|By 1958 local stopping services which still ran between Manchester Central and Guide Bridge were down to three or four on week days only. In 1922 there were seven daily trains with a further train that stopped only at Fallowfield and four non stop trains between Manchester Central and Guide Bridge, the Sunday service consisted on two non stop trains. By
besieged by an eager youthful Mancunian mob of 200 alighting from the incoming train from Manchester Central.
|After closure to passengers the station remained intact for some years and on 7th May 1964 Wilbraham Road took on a new role for one day when Granada TV's Blues & Gospel Train came to the station. The setting was a disused railway station which was 'dressed up' as a deep south railroad complete with sacks, cargo, crates, wanted posters and even a few chickens and a couple of goats and a sign claiming 'Chorltonville'. Muddy Waters was the first artist to appear

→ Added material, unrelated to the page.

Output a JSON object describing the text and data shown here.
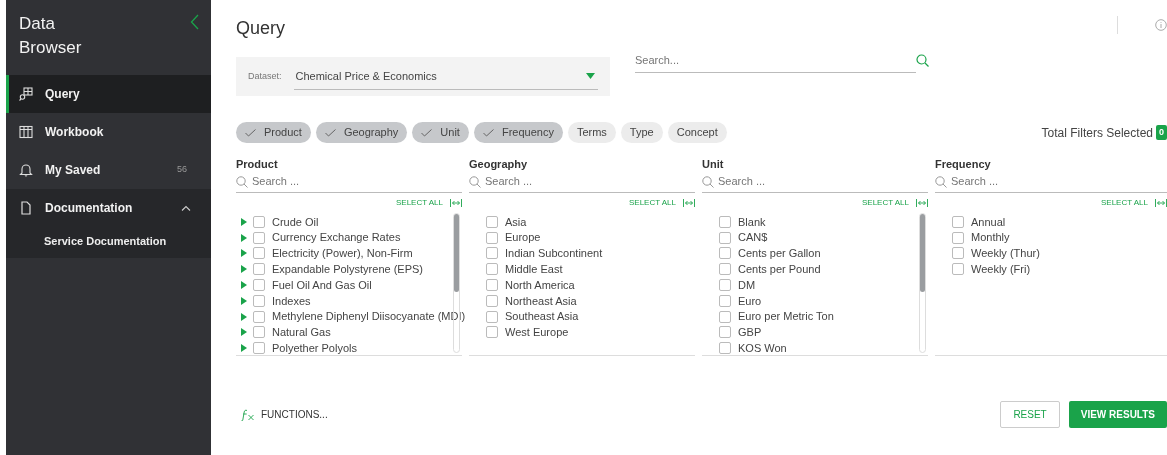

|The programme also included Cousin Joe Pheasant performing his famous 'Fried Chicken Blues' to the delight of the crowd. As is often the way 'up North', this lead to a quite spectacular rainstorm. Next on stage was Sister Rosetta Tharpe brought in by horse and carriage. Her performance of 'Didn't It Rain' (an appropriate last minute switch) included an ear splitting guitar solo.
Other acts included Otis Spann, Willie Smith, Rev. Gary Davis and Ransome Knowling finishing with Sonny Terry & Brownie McGhee with some hard folk style blues for the eager audience. The locomotive was an Ivatt Class 2MT 2-6-0 fitted with a cowcatcher and what looked like a lamp on top of the smokebox to resemble an American steam loco. Click here to see part of the Granada film of the Blues & Gospel.
Sister Rosetta Tharpe at
In 2001 the route of the Fallowfield Loop line was converted into a cycleway.
Further reading: The Fallowfield Line, EM Johnson 2000 Foxline Publishing .ISBN187011969X
Other web sites: Closed South Manchester Railways, The Hyde & Peak Railtour & Levenshulme then and now. Tickets from Michael Stewart except Blues & Gospel train ticket from Pete Goldsmith
Click here to see other stations on the Fallowfield Loop Line:
Chorlton-cum-Hardy, Fallowfield, Levenshulme South, Hyde Road and Fairfield. See also Debdale Park and Reddish Motive Power Depot